Veterinary bills have a habit of coming along at the worst possible time. Can you pay for them? What about buying pet insurance? But how can you find the best pet insurance for your needs?
Pets have a habit of falling ill or getting cut or coming off worse in a fight at absolutely the wrong time.
Of course there never is a good time and of course we don’t want our pets to ever fall ill or hurt themselves.
The fact is, though, that they will get ill or hurt at some point and the associated veterinary bills have a habit of appearing when you least need them – and if they’re really big, they can really cause havoc with your finances.
That’s why many pet owners decide to buy pet insurance and choose the best pet insurance they can find.
But with so many policies out there, what’s the best pet insurance? After all every pet is different.
To help you get the best for your pet, ask yourself the following questions.
How much excess are you willing to pay?
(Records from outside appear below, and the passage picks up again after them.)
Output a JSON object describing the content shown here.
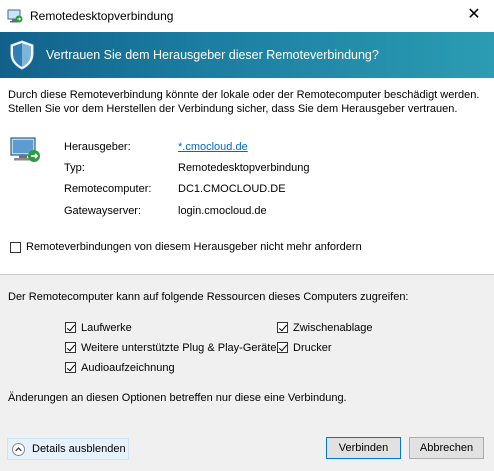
{
  "window": {
    "title": "Remotedesktopverbindung",
    "close_glyph": "✕"
  },
  "banner": {
    "text": "Vertrauen Sie dem Herausgeber dieser Remoteverbindung?",
    "icon": "shield-icon"
  },
  "intro": {
    "text": "Durch diese Remoteverbindung könnte der lokale oder der Remotecomputer beschädigt werden. Stellen Sie vor dem Herstellen der Verbindung sicher, dass Sie dem Herausgeber vertrauen."
  },
  "details": {
    "icon": "remote-computer-icon",
    "publisher_label": "Herausgeber:",
    "publisher_value": "*.cmocloud.de",
    "type_label": "Typ:",
    "type_value": "Remotedesktopverbindung",
    "remote_computer_label": "Remotecomputer:",
    "remote_computer_value": "DC1.CMOCLOUD.DE",
    "gateway_label": "Gatewayserver:",
    "gateway_value": "login.cmocloud.de"
  },
  "dont_ask": {
    "label": "Remoteverbindungen von diesem Herausgeber nicht mehr anfordern",
    "checked": false
  },
  "resources": {
    "heading": "Der Remotecomputer kann auf folgende Ressourcen dieses Computers zugreifen:",
    "items": [
      {
        "label": "Laufwerke",
        "checked": true
      },
      {
        "label": "Zwischenablage",
        "checked": true
      },
      {
        "label": "Weitere unterstützte Plug & Play-Geräte",
        "checked": true
      },
      {
        "label": "Drucker",
        "checked": true
      },
      {
        "label": "Audioaufzeichnung",
        "checked": true
      }
    ],
    "note": "Änderungen an diesen Optionen betreffen nur diese eine Verbindung."
  },
  "buttons": {
    "details_label": "Details ausblenden",
    "connect_label": "Verbinden",
    "cancel_label": "Abbrechen"
  },
  "colors": {
    "banner_start": "#12618a",
    "banner_end": "#2b9cb3",
    "link": "#0066cc",
    "default_button_border": "#0078d7"
  }
}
Rather like car insurance, most pet insurance comes with an agreed level of excess.
This is the money you contribute each time you make a claim.
Imagine you took out dog insurance that covered your pet for £4,000 worth of treatment. If the policy came with an excess of £60, that’s the amount you will pay out of your own pocket each time your dog needs treatment.
The idea behind the excess is to prevent policy holders from claiming for lots of minor treatment that costs you little – but costs a lot for the insurance companies to deal with.
However, note that pet insurance offers different types of excess.
- Fixed excess. Like in the example above, this is a fixed amount you pay each time your pet needs treatment.
- Annual excess. Imagine your dog suffers from the same condition over a period of two policy years. In that case you will have to pay the excess once in each of those years.
- Percentage excess. Just that – you pay a percentage of each claim from your own pocket. The bigger the bill, the bigger the excess.
- Variable excess. The amount you pay can vary depending on where you live, or the age of your pet.
So be sure to check which kind of excess applies to any policy you take out – and whether it suits your needs.
How old is your pet?
Pet insurance policies may cost more as your pet gets older, and you may not be able to get cover once your pet reaches a certain age.
For example, you may find it difficult to get dog insurance if your pet is 10 years or older – and if you can get it, you are likely to pay high premiums.
However, you need to weigh up whether higher premiums are worth paying.
If your pet is in good health and normally needs only an annual checkup and occasional injections, then you may be better off paying the bills out of your own pocket.
Of course you never know what’s just around the corner and even if your pet is currently healthy you cannot know when, or if, that might change.
On the other hand, if your pet is starting to be affected by age and is likely to need more expensive treatment, higher premiums may give you good value for money.
Does your pet have an existing condition?
If your pet has a recurring condition or illness, it won’t be easy to find cover for it.
But that doesn’t mean you can’t take out pet insurance. For example, if your cat suffers from arthritis, you can find a policy that covers everything except arthritis and, perhaps, some related conditions.
What exclusions apply to pet insurance policies?
Take a close look at the exclusions applied by insurers. Even the best pet insurance policies will have a list of conditions and breeds they won’t cover.
For example your policy may not cover treatments like worming or vaccinations, home visits, dental treatment or hereditary conditions. Similarly, you won’t find dog insurance for animals restricted under the Dangerous Dogs Act 1991 or cover for animals under the Dangerous Wild Animals Act 1976.
Before taking out any cover, check the list of exclusions thoroughly – or you may find yourself seriously out of pocket.
What breed is your pet?
These days, it’s increasingly popular to own exotic or unusual pets.
In addition to the more common dogs, cats and rabbits, people are opting for exotic pets like parrots, lizards, snakes, iguanas, salamanders, chameleons and many other species.
In addition, you may own a horse or working animals such as sheepdogs.
Don’t assume a generic pet insurance policy will cover your less than generic type of pet.
Check the exclusions of any policy and shop around for specialist cover or at least make sure that your particular breed of pet is covered within a more generic pet insurance policy.
How can I compare the cost of pet insurance?
If you want to find the best pet insurance policies, a good place to start is with comparison sites which will help you choose between a number of competing policies. Examples of comparison sites include Moneysupermarket.com, Gocompare.com, Quotezone.co.uk and Confused.com.
Good luck – and here’s hoping your pets stay healthy and happy!